"THE GREATEST ACHIEVEMENT IN SPANISH LITERATURE SINCE DON QUIXOTE" (NERUDA): ONE HUNDRED YEARS OF SOLITUDE
GARCIA MARQUEZ, Gabriel. One Hundred Years of Solitude. New York: Harper & Row, (1970). Octavo, original green cloth, original dust jacket.
First edition in English of "one of the preeminent literary achievements of the century," a splendid copy in scarce first-issue dust jacket.

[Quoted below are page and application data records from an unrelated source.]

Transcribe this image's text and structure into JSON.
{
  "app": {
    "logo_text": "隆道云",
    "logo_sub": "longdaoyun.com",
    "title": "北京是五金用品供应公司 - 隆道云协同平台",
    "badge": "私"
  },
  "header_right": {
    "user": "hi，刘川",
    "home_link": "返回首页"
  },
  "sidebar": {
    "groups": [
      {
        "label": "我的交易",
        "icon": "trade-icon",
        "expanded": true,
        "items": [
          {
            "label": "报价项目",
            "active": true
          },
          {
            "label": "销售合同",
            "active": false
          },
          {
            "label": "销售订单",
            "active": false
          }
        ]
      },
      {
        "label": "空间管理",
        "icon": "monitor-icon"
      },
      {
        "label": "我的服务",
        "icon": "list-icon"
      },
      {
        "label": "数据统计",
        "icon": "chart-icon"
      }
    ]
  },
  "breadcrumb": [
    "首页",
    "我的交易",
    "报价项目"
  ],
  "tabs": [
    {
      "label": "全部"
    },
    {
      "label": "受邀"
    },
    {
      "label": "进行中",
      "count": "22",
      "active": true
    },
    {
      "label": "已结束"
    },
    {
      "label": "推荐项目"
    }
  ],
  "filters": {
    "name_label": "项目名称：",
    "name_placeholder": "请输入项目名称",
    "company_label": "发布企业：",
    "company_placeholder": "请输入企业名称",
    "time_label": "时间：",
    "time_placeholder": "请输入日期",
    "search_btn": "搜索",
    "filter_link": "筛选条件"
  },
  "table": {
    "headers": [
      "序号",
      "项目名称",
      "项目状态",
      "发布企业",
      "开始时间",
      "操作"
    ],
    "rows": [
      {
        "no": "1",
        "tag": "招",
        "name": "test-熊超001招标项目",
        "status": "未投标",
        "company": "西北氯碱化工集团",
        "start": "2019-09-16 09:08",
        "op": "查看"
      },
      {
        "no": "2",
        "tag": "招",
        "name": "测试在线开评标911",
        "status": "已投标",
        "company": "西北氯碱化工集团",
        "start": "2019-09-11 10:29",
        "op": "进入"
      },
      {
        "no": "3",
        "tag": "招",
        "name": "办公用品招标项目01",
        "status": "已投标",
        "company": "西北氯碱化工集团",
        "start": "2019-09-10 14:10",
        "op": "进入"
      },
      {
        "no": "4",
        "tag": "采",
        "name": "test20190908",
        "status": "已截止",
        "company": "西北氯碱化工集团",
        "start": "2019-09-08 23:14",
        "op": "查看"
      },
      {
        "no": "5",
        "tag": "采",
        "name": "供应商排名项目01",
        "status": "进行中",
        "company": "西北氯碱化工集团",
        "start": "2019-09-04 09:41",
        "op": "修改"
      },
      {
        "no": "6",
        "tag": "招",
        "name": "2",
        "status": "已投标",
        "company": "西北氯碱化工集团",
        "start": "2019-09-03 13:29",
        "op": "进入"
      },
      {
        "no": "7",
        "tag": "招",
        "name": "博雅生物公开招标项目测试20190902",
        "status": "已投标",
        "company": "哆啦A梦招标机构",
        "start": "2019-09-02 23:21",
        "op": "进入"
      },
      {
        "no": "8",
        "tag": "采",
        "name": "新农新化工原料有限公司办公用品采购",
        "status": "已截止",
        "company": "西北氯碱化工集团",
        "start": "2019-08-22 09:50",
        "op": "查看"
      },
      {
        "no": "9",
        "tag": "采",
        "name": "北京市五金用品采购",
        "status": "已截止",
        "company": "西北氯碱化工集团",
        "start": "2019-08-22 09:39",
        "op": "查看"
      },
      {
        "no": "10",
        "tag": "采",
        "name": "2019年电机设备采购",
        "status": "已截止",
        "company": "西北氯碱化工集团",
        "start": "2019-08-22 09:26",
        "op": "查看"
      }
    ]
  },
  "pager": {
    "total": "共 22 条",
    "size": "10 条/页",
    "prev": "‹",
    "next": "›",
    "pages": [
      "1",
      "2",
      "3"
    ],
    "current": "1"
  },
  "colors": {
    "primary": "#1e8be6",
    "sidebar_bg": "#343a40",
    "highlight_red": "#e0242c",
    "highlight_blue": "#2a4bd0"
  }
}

"One of the best-known and highly esteemed works of Latin American magic realism, One Hundred Years of Solitude… allegorizes cosmic questions and literary concerns while remaining an absorbing story" (Barron, Fantasy and Horror 7-130). García Márquez's wife Mercedes "had to pawn her hair dryer and their electric heater to pay for the postage to mail the finished manuscript—in two separate lots, because they couldn't afford to mail the whole thing all at once—to his Argentine publisher, who printed 8000 copies. They sold out in a week… Although the Boom in Latin-American fiction was well under way, the popular response to One Hundred Years of Solitude was almost unimaginable… It is the most famous manifestation of the Boom, and García Márquez is the most celebrated of the prominent Boom writers" (Jon Lee Anderson). Pablo Neruda proclaimed it "the greatest achievement in Spanish literature since Don Quixote" (Klein, 26). First edition, so stated on copyright page and without number row on last leaf; first-issue dust jacket with exclamation point on front flap. Originally published in 1967 in Spanish.
Book fine; only lightest edge-wear to colorful near-fine dust jacket.